Cargo Bikes And E-Assist Are Changing Bike Transportation, Brattleboro Group Says

Jun 2, 2015

A group based in Brattleboro is hoping you'll ditch your car and start taking your bike more often. VBike has teamed up with the state's alternative transportation agency, Go! Vermont, to provide consultation services to help you find the perfect bicycle to carry your kids, perhaps your groceries as well, and still make it up that hill. They hope to increase the usage of bikes for transportation in Vermont.

"The bike has been in some ways shrunken in its capacity to be able to carry us, for Vermonters to use it as a viable means of transportation," said Dave Cohen who, a bit tongue in cheek, describes himself as a "car reduction therapist." He actually is a psychotherapist and a self-described eco-psychologist, exploring people's relationship to the world. Cohen is the founder/director of VBike and he'll be providing free bike consultations for households, families and businesses. It's the first program of its kind in the United States.

Cohen said the hope is that people will discover a new generation of cargo bikes and electric-assist technology, which is making it way more comfortable to carry loads, including children.

"The bike has been in some ways shrunken in its capacity to be able to carry us, for Vermonters to use it as a viable means of transportation." - Dave Cohen, founder of VBike

While cargo bikes have been around for decades, the new generation bikes from companies like Yuba, Madsen and Xtracycle are long-tail bikes, which have an extended frame, allowing riders to carry kids and cargo easily. Riders can add electric assist, which consists of a battery, a controller and a motor. "What that provides is a supplementary boost, which particularly here in Brattleboro, and elsewhere in Vermont, we really need in order to become a viable option for as many Vermonters as possible," Cohen explained. He added that electronic assist also create a measure of safety and can mitigate for a lack of bike infrastructure in Vermont, because when going faster speeds, bikers can be more effective at taking control of the road.
 

"With a longer wheel base you have more stability. The ride is absolutely elegant. With electric assist you can carry passengers and really feel confident on the road in heavily trafficked areas."

"With a longer wheel base you have more stability. The ride is absolutely elegant. With electric assist you can carry passengers and really feel confident on the road in heavily trafficked areas. You can go almost as fast as cars in a 25 mile per hour speed zone, but if you need to take over a lane, it's much easier."
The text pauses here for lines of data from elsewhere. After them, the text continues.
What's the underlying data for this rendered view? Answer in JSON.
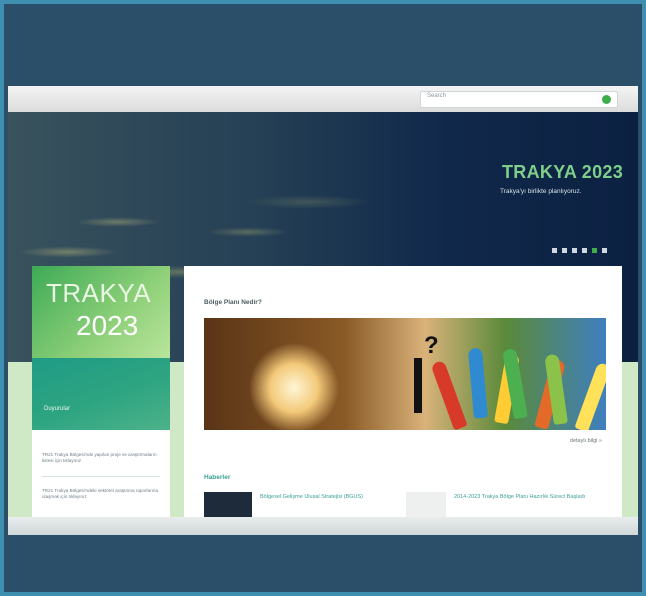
{
  "search": {
    "placeholder": "Search"
  },
  "hero": {
    "title": "TRAKYA 2023",
    "subtitle": "Trakya'yı birlikte planlıyoruz.",
    "slides_total": 6,
    "active_slide": 5
  },
  "sidebar": {
    "logo_line1": "TRAKYA",
    "logo_line2": "2023",
    "section_title": "Duyurular",
    "items": [
      "TR21 Trakya Bölgesi'nde yapılan proje ve araştırmaların listesi için tıklayınız",
      "TR21 Trakya Bölgesi'ndeki sektörel araştırma raporlarına ulaşmak için tıklayınız"
    ]
  },
  "main": {
    "heading": "Bölge Planı Nedir?",
    "detail_link": "detaylı bilgi »",
    "news_title": "Haberler",
    "news": [
      "Bölgesel Gelişme Ulusal Stratejisi (BGUS)",
      "2014-2023 Trakya Bölge Planı Hazırlık Süreci Başladı"
    ]
  },
  "colors": {
    "accent": "#3fae4a",
    "teal": "#3a9f95",
    "navy": "#10284a"
  }
}
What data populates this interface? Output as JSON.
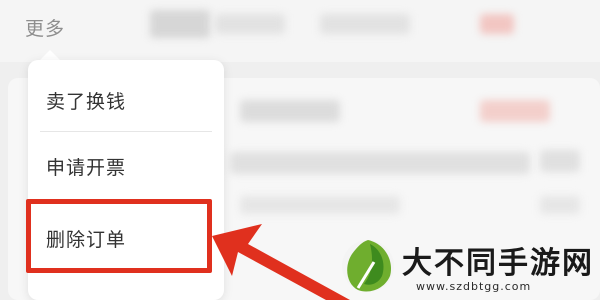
{
  "header": {
    "more_label": "更多"
  },
  "menu": {
    "items": [
      {
        "label": "卖了换钱"
      },
      {
        "label": "申请开票"
      },
      {
        "label": "删除订单"
      }
    ]
  },
  "annotation": {
    "highlight_color": "#e0301e"
  },
  "watermark": {
    "title": "大不同手游网",
    "url": "www.szdbtgg.com"
  }
}
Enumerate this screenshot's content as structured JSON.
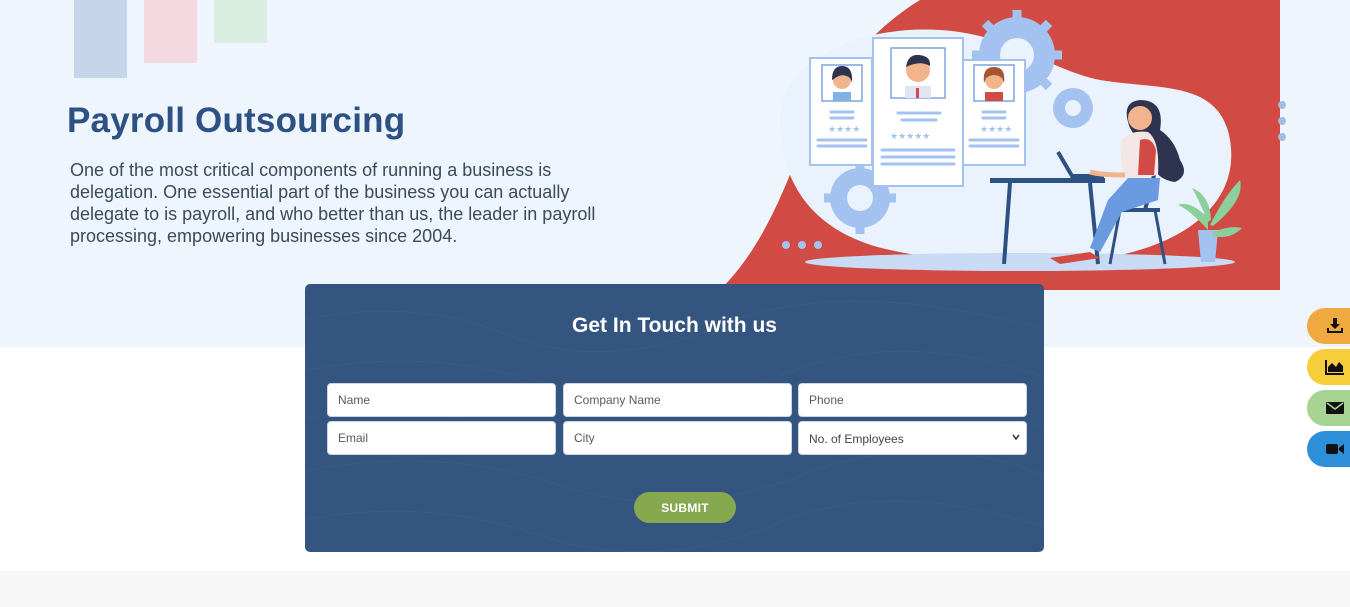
{
  "hero": {
    "title": "Payroll Outsourcing",
    "description": "One of the most critical components of running a business is delegation. One essential part of the business you can actually delegate to is payroll, and who better than us, the leader in payroll processing, empowering businesses since 2004."
  },
  "form": {
    "title": "Get In Touch with us",
    "fields": {
      "name": "Name",
      "company": "Company Name",
      "phone": "Phone",
      "email": "Email",
      "city": "City"
    },
    "employees_select": "No. of Employees",
    "submit_label": "SUBMIT"
  },
  "side_tabs": [
    {
      "icon": "download-icon",
      "color": "#f0a93e"
    },
    {
      "icon": "area-chart-icon",
      "color": "#f6cd3a"
    },
    {
      "icon": "envelope-icon",
      "color": "#a7d492"
    },
    {
      "icon": "video-camera-icon",
      "color": "#2d8fd9"
    }
  ],
  "colors": {
    "brand_blue": "#2d5183",
    "form_bg": "#33557f",
    "submit_green": "#86a94f",
    "hero_red": "#d14b44"
  }
}
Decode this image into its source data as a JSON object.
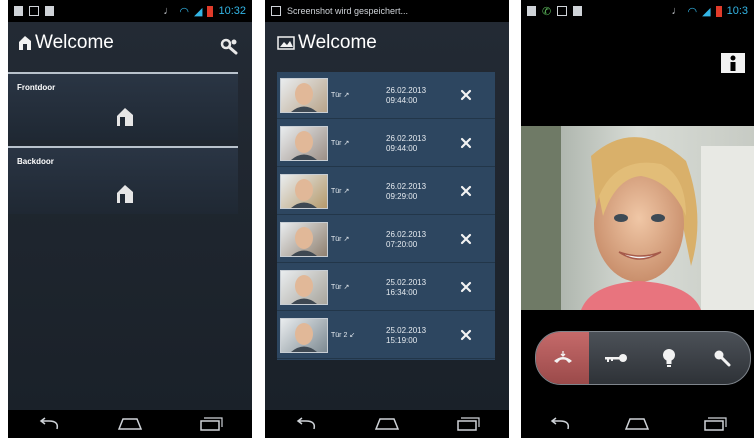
{
  "screen1": {
    "status_time": "10:32",
    "title": "Welcome",
    "doors": [
      {
        "label": "Frontdoor"
      },
      {
        "label": "Backdoor"
      }
    ],
    "icons": {
      "settings": "wrench-gear-icon",
      "house": "house-icon"
    }
  },
  "screen2": {
    "status_text": "Screenshot wird gespeichert...",
    "title": "Welcome",
    "rows": [
      {
        "label": "Tür",
        "date": "26.02.2013",
        "time": "09:44:00",
        "direction": "incoming"
      },
      {
        "label": "Tür",
        "date": "26.02.2013",
        "time": "09:44:00",
        "direction": "incoming"
      },
      {
        "label": "Tür",
        "date": "26.02.2013",
        "time": "09:29:00",
        "direction": "incoming"
      },
      {
        "label": "Tür",
        "date": "26.02.2013",
        "time": "07:20:00",
        "direction": "incoming"
      },
      {
        "label": "Tür",
        "date": "25.02.2013",
        "time": "16:34:00",
        "direction": "incoming"
      },
      {
        "label": "Tür 2",
        "date": "25.02.2013",
        "time": "15:19:00",
        "direction": "outgoing"
      }
    ]
  },
  "screen3": {
    "status_time": "10:3",
    "controls": [
      "hang-up-icon",
      "door-key-icon",
      "light-bulb-icon",
      "microphone-icon"
    ]
  },
  "colors": {
    "accent": "#33b5e5",
    "list_bg": "#2d4660",
    "hangup": "#b45b5b"
  }
}
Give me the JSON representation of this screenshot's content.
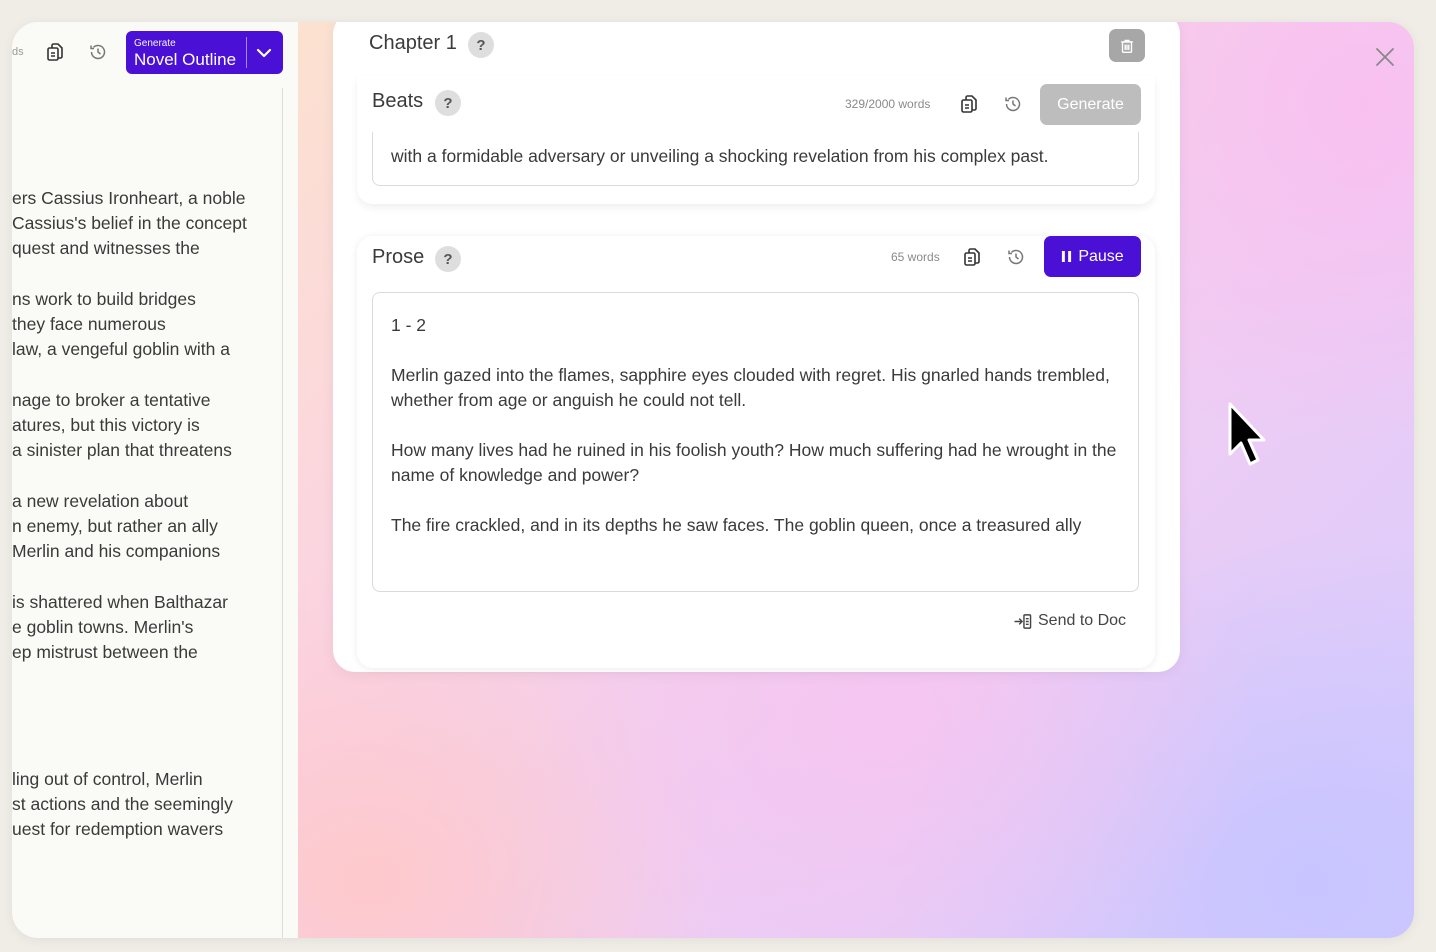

The price for the bikes vary. Cohen said electric assist systems cost around $500 and cargo bikes with electric assist start at $2,500. While that may sound like a lot of money, Cohen said, "People in Vermont, where we have a big recreational bike culture, people buy bikes for $3,000-$4,000, they can't even carry a loaf of bread. We're talking about bikes that can carry 400 to 500 pounds." VSECU has extended their VGreen loan program to cover bikes.  

"We're an outdoor state.  The car is in some ways collapsing us into almost like a separate reality. The automobile has different levels of  dissociation or disconnection from the world," said Cohen. "We're disconnected from the very impact we have on the world, the very architecture of the automobile is designed for comfort so it edits out the ecological and social sensory nourishment that we absolutely need to bond and connect with the places that we inhabit."